TASK PROMPT —
Please set down the data again exactly, minus the pictures.

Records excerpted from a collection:
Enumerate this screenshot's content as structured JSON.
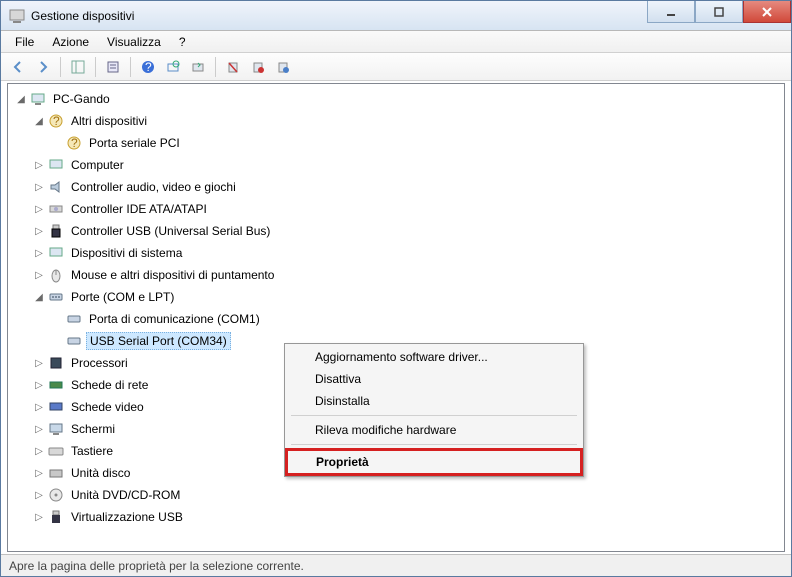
{
  "window": {
    "title": "Gestione dispositivi"
  },
  "menu": {
    "file": "File",
    "action": "Azione",
    "view": "Visualizza",
    "help": "?"
  },
  "tree": {
    "root": "PC-Gando",
    "other_devices": "Altri dispositivi",
    "pci_serial": "Porta seriale PCI",
    "computer": "Computer",
    "audio": "Controller audio, video e giochi",
    "ide": "Controller IDE ATA/ATAPI",
    "usb": "Controller USB (Universal Serial Bus)",
    "system": "Dispositivi di sistema",
    "pointing": "Mouse e altri dispositivi di puntamento",
    "ports": "Porte (COM e LPT)",
    "com1": "Porta di comunicazione (COM1)",
    "usb_serial": "USB Serial Port (COM34)",
    "cpu": "Processori",
    "nic": "Schede di rete",
    "gpu": "Schede video",
    "monitor": "Schermi",
    "keyboard": "Tastiere",
    "disk": "Unità disco",
    "dvd": "Unità DVD/CD-ROM",
    "vusb": "Virtualizzazione USB"
  },
  "context": {
    "update": "Aggiornamento software driver...",
    "disable": "Disattiva",
    "uninstall": "Disinstalla",
    "scan": "Rileva modifiche hardware",
    "properties": "Proprietà"
  },
  "status": "Apre la pagina delle proprietà per la selezione corrente."
}
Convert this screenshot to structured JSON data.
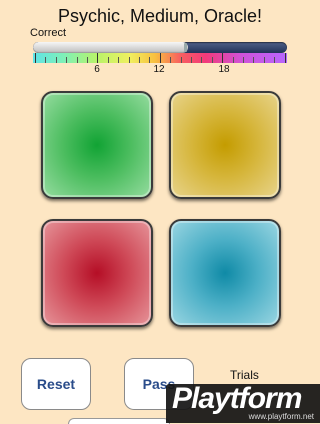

EXERCISE SOLUTION —
Enumerate this screenshot's content as structured JSON.
{
  "window": {
    "title": "Gestione dispositivi"
  },
  "menu": {
    "file": "File",
    "action": "Azione",
    "view": "Visualizza",
    "help": "?"
  },
  "tree": {
    "root": "PC-Gando",
    "other_devices": "Altri dispositivi",
    "pci_serial": "Porta seriale PCI",
    "computer": "Computer",
    "audio": "Controller audio, video e giochi",
    "ide": "Controller IDE ATA/ATAPI",
    "usb": "Controller USB (Universal Serial Bus)",
    "system": "Dispositivi di sistema",
    "pointing": "Mouse e altri dispositivi di puntamento",
    "ports": "Porte (COM e LPT)",
    "com1": "Porta di comunicazione (COM1)",
    "usb_serial": "USB Serial Port (COM34)",
    "cpu": "Processori",
    "nic": "Schede di rete",
    "gpu": "Schede video",
    "monitor": "Schermi",
    "keyboard": "Tastiere",
    "disk": "Unità disco",
    "dvd": "Unità DVD/CD-ROM",
    "vusb": "Virtualizzazione USB"
  },
  "context": {
    "update": "Aggiornamento software driver...",
    "disable": "Disattiva",
    "uninstall": "Disinstalla",
    "scan": "Rileva modifiche hardware",
    "properties": "Proprietà"
  },
  "status": "Apre la pagina delle proprietà per la selezione corrente."
}
Convert this screenshot to structured JSON data.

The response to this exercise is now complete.